_Task to carry out:_
For the entries below, report the number of lines where the string "Affiliate" appears, and only that number.
'''
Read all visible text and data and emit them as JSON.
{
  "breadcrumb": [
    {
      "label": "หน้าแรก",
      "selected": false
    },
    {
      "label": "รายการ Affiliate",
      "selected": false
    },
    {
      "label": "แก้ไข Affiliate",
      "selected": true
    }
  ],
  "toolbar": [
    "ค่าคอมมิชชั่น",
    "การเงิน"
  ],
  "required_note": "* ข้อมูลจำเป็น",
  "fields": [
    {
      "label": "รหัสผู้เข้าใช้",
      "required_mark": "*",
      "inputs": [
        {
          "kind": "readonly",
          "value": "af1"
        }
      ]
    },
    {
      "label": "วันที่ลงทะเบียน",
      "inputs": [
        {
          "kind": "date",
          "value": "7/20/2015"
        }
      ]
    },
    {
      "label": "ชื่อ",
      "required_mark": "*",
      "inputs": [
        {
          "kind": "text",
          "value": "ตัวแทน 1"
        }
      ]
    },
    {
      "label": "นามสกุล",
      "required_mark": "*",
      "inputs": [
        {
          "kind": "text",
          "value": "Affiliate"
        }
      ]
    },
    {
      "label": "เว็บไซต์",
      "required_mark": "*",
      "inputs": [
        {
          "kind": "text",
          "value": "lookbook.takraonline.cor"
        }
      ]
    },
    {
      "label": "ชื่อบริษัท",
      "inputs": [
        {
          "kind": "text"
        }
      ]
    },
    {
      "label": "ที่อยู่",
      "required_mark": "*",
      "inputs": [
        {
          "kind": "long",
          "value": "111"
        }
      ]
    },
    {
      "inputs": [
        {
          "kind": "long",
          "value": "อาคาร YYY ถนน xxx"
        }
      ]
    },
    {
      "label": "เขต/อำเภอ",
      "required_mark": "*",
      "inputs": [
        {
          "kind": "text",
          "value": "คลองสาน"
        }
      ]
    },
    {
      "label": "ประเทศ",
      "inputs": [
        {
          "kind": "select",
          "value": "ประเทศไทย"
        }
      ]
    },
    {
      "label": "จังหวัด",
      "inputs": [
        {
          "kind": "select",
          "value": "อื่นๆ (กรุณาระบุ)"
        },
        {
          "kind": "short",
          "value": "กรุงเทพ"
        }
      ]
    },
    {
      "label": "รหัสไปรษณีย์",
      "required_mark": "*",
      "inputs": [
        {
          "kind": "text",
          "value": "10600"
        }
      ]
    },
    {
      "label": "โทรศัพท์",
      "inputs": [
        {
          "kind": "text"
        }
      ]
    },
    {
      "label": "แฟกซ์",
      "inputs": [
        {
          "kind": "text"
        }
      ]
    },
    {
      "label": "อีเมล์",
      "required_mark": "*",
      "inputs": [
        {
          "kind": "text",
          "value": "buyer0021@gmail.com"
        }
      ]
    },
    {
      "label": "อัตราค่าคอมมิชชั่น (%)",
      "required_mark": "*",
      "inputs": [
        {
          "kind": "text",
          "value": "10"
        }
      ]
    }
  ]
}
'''
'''
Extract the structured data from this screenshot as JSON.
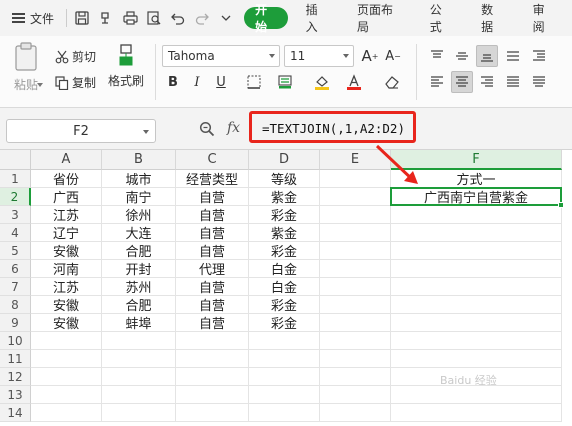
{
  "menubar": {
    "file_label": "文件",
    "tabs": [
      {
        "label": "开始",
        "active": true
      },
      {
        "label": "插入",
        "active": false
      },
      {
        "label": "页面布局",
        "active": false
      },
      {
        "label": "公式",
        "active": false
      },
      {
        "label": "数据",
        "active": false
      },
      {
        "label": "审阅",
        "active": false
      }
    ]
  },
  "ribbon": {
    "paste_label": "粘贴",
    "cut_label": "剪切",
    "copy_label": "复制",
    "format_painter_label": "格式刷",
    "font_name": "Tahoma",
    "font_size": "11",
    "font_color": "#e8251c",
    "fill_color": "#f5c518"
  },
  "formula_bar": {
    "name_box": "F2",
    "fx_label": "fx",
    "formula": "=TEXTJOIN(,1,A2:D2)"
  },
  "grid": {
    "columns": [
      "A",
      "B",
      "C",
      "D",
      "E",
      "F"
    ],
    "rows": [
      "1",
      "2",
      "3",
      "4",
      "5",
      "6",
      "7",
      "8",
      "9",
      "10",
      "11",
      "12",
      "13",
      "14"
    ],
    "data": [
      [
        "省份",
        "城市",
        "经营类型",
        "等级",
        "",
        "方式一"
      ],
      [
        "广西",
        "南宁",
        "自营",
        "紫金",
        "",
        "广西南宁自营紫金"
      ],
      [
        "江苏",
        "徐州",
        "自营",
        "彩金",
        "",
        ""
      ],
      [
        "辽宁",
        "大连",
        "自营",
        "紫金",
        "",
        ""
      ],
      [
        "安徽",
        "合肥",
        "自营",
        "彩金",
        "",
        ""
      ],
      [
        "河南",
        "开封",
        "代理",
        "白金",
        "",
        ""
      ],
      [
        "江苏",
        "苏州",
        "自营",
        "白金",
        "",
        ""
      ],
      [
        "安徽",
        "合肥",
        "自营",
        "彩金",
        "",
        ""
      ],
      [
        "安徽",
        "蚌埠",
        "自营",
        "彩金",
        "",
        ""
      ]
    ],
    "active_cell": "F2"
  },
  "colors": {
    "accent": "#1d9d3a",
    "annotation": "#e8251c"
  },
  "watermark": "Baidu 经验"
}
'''
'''
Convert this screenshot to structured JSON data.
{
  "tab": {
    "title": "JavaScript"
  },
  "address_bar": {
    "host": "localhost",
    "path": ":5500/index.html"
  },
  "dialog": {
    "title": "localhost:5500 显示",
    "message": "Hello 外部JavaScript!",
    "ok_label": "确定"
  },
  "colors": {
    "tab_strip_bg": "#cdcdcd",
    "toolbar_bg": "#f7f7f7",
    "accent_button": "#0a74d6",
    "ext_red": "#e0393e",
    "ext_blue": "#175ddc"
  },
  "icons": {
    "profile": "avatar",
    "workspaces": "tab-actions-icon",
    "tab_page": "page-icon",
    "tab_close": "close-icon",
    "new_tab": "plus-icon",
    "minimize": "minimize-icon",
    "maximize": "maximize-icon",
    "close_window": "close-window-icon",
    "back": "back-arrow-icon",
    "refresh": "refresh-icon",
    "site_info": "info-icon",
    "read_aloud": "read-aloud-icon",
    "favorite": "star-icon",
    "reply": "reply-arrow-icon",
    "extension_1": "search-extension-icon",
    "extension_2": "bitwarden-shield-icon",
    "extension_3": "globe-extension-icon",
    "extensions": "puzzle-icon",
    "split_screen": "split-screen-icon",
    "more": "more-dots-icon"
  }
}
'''
_Reply to the exercise:_
3